───── Information supplied ─────

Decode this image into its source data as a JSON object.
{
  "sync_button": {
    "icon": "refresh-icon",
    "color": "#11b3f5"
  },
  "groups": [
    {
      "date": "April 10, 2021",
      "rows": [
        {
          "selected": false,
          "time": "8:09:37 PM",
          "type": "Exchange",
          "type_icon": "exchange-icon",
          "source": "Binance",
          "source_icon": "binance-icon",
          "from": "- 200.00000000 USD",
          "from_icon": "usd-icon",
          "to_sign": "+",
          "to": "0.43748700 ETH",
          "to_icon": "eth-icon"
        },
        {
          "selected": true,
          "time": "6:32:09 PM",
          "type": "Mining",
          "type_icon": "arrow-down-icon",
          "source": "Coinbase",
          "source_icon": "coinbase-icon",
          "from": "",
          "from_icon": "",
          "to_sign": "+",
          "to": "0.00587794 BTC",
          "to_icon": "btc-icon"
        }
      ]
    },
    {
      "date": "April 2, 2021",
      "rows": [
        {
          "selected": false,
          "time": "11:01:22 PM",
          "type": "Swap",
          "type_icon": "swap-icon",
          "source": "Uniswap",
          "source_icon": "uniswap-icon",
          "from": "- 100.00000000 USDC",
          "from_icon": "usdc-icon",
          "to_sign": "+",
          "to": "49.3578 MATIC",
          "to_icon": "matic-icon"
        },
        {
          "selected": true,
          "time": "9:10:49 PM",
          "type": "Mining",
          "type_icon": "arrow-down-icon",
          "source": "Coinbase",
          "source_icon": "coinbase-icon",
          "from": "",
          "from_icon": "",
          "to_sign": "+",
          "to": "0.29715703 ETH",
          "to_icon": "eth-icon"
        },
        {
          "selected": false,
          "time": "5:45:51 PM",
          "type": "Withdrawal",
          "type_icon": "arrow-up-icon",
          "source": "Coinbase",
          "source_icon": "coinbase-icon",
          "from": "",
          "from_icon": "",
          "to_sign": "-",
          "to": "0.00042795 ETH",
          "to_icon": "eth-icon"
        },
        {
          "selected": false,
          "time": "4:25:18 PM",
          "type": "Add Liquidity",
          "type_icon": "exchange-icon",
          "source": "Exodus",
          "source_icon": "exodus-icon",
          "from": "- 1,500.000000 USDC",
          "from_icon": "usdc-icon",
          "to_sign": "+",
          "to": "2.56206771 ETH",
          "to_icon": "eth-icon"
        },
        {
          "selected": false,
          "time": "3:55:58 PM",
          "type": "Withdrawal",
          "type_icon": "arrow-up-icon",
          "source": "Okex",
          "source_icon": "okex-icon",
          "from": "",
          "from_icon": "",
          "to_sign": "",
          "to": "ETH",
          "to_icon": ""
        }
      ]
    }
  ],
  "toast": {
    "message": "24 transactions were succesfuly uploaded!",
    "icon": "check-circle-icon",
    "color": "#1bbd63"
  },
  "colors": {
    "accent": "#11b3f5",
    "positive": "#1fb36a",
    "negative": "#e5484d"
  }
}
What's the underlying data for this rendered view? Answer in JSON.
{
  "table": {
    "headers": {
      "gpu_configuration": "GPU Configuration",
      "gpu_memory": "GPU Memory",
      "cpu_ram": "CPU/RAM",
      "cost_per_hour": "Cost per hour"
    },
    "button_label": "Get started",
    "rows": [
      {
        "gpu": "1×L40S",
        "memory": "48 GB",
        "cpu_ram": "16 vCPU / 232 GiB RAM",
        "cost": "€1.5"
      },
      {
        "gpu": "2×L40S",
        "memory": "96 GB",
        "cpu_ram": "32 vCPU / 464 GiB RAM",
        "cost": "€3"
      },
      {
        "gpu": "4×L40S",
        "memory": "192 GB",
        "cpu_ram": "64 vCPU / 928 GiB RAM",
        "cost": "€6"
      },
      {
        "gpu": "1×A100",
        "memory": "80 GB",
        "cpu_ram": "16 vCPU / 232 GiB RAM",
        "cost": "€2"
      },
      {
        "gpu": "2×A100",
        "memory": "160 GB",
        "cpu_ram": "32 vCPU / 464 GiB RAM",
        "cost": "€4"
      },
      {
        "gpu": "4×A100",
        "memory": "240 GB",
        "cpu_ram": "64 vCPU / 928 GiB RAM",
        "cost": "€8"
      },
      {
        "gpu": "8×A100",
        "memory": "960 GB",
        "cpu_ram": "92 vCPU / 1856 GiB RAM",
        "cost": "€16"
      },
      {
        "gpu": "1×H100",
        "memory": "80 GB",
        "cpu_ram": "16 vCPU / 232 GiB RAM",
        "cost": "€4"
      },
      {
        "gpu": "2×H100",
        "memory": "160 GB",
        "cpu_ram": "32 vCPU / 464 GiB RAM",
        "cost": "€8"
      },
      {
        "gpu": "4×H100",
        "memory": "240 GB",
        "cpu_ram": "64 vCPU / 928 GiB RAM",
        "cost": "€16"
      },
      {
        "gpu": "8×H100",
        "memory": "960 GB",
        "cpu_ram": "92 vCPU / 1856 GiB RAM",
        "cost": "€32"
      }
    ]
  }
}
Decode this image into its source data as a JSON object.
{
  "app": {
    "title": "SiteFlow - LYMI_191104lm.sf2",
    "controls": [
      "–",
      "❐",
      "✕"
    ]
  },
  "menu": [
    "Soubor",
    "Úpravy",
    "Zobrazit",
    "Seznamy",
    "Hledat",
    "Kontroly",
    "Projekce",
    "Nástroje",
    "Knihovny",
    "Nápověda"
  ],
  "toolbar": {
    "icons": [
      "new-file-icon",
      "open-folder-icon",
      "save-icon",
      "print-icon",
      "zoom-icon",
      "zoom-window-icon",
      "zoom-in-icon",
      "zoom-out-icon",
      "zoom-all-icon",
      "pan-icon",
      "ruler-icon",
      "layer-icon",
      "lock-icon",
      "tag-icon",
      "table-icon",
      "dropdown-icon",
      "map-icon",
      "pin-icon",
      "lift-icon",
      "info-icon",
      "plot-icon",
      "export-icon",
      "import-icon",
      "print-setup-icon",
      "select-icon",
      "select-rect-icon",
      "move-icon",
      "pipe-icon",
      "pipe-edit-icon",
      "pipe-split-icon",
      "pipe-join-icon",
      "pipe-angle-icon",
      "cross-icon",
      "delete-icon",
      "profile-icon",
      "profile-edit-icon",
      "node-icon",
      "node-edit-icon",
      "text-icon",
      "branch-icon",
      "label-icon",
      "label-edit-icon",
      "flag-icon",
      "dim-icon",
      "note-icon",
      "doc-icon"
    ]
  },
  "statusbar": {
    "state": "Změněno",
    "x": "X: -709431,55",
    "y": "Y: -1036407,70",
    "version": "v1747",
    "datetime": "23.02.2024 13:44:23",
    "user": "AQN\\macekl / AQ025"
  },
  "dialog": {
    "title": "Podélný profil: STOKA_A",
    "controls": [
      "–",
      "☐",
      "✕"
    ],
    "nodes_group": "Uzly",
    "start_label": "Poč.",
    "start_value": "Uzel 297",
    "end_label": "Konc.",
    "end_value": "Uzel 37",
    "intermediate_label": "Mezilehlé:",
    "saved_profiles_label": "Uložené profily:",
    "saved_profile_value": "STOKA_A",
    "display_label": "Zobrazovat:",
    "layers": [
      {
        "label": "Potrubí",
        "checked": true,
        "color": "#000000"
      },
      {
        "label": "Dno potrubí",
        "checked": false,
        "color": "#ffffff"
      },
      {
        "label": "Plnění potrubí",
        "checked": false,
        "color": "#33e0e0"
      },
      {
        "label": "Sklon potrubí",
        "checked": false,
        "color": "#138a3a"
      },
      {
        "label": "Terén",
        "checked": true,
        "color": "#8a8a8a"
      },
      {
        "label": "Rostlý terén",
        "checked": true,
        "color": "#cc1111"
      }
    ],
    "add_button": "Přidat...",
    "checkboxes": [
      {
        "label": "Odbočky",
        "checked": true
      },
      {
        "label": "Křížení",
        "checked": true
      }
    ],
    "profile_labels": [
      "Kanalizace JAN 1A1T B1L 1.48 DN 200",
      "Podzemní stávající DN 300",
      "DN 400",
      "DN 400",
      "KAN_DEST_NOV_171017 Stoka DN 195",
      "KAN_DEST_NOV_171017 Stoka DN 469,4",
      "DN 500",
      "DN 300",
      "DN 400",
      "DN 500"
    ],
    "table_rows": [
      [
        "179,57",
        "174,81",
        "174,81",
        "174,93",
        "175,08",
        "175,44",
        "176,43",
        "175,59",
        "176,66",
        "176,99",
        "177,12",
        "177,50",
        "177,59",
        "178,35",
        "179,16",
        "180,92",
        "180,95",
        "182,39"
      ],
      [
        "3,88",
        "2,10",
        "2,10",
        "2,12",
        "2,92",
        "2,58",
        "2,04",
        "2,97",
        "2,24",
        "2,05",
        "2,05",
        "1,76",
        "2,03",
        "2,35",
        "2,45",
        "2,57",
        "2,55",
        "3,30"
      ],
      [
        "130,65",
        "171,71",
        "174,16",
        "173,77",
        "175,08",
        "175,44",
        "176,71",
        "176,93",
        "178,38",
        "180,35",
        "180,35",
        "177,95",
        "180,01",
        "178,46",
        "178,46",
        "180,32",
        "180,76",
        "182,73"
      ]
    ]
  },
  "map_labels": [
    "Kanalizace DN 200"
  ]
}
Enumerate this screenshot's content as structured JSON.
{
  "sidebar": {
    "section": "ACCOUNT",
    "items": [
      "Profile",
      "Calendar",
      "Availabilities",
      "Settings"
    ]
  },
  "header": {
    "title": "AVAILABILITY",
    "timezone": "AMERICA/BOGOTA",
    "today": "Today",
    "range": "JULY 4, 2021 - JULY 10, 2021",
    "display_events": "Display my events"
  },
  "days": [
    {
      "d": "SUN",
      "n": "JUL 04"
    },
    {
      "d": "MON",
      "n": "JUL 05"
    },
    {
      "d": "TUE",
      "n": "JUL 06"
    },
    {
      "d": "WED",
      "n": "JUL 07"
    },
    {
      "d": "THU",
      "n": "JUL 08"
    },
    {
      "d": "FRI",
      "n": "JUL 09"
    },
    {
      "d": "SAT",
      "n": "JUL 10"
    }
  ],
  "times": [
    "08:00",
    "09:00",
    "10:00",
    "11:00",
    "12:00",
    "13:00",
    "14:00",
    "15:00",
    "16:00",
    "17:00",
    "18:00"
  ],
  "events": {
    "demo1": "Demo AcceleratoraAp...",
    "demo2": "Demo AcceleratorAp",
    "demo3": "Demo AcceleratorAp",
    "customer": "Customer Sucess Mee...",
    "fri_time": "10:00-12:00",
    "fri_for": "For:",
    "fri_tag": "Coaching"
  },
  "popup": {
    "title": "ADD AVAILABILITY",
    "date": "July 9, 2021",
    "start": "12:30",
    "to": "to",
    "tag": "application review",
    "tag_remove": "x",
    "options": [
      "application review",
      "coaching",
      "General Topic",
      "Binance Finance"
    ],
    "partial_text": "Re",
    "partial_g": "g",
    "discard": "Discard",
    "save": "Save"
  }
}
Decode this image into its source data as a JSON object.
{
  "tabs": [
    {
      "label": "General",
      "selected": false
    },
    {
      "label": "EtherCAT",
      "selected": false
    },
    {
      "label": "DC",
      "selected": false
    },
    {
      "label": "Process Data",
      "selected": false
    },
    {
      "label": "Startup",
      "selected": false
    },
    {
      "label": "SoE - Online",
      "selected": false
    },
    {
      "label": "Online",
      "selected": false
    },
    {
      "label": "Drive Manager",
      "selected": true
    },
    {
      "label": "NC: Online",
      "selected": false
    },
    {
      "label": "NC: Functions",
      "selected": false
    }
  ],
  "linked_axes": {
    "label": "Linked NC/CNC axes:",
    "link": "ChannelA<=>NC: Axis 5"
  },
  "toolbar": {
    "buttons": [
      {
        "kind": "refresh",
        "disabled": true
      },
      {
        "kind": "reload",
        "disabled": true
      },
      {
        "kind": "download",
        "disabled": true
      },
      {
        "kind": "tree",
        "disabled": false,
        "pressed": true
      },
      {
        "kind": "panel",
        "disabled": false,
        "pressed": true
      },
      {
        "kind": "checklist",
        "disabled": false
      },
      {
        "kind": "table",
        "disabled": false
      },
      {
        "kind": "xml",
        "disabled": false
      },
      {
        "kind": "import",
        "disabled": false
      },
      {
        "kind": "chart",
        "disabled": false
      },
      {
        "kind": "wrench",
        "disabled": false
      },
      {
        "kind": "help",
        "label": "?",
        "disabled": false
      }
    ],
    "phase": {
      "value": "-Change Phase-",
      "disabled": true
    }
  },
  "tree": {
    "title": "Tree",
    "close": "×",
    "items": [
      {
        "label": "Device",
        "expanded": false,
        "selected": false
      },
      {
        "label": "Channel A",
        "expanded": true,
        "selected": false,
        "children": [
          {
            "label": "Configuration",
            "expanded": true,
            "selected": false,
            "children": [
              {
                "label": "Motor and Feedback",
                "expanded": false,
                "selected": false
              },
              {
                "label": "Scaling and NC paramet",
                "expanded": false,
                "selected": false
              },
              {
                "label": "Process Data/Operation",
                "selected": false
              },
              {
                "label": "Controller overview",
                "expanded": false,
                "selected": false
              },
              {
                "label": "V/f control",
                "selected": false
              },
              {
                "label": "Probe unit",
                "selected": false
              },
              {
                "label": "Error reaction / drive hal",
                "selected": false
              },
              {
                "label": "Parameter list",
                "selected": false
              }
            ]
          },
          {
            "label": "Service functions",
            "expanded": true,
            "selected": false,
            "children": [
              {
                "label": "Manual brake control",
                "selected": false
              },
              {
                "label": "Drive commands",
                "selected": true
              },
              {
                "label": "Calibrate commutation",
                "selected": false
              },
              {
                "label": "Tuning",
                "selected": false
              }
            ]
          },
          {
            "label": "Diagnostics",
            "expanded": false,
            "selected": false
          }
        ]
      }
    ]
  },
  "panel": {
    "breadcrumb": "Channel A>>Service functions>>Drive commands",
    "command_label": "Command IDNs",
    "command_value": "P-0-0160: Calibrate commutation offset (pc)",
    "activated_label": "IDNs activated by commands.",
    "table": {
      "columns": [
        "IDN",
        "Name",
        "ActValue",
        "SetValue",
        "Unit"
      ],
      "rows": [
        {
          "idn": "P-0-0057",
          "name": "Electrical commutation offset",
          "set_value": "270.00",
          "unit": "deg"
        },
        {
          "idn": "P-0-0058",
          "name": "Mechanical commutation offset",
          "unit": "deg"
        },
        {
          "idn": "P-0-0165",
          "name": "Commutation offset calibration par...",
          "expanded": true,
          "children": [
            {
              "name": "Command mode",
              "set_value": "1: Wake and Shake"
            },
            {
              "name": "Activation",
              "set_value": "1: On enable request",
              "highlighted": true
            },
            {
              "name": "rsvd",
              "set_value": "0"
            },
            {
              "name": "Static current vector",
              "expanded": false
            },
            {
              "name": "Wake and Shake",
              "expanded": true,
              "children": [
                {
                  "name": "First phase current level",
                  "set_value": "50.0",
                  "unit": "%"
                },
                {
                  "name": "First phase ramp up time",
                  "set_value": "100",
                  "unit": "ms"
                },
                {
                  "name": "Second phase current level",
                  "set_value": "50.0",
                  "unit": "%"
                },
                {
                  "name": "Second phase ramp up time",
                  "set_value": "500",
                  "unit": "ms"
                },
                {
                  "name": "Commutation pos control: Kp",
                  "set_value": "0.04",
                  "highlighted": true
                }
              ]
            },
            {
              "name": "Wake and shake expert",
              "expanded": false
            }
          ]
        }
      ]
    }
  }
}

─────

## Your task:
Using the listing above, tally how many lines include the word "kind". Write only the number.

## Answer area:
12